## Recorded data
------------------------------

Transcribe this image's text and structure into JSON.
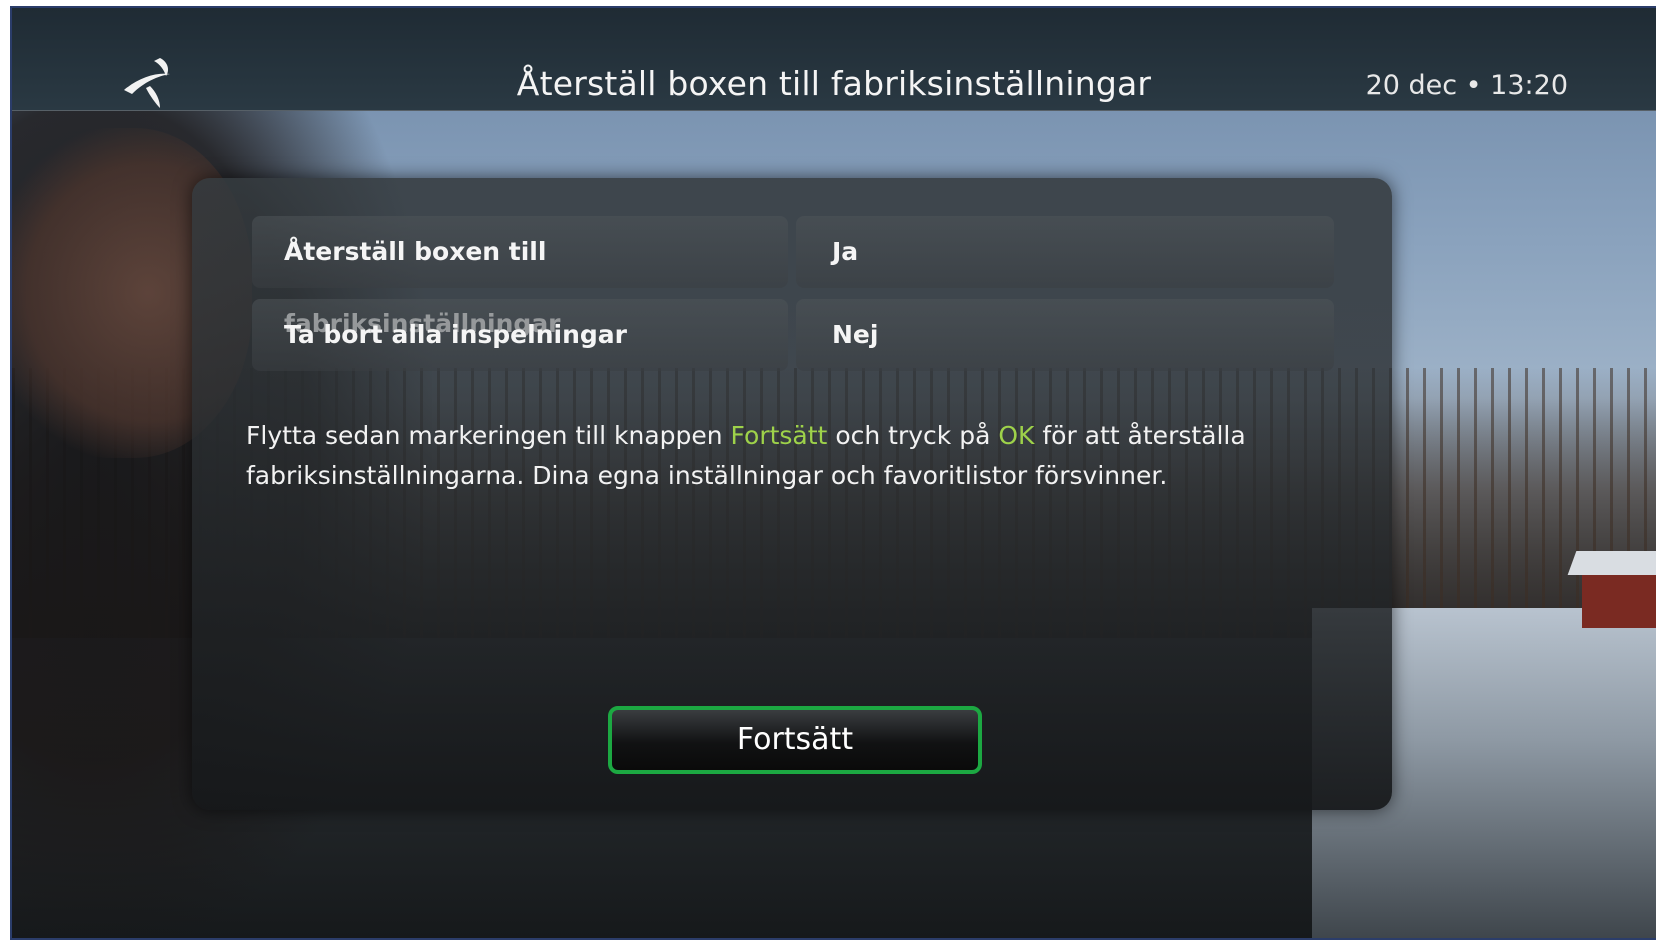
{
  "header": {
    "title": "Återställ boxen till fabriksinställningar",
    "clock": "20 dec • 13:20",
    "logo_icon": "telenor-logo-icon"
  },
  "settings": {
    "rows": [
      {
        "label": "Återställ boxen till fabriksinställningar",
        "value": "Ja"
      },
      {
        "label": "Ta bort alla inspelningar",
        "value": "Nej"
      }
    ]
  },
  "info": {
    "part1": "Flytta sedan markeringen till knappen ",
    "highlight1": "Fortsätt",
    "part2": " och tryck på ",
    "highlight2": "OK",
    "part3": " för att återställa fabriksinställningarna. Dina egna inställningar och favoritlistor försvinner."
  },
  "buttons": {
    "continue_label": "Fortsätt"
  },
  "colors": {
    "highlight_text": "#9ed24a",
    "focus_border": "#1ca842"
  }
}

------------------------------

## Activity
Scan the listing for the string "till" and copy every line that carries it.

## Response
    "title": "Återställ boxen till fabriksinställningar",
        "label": "Återställ boxen till fabriksinställningar",
    "part1": "Flytta sedan markeringen till knappen ",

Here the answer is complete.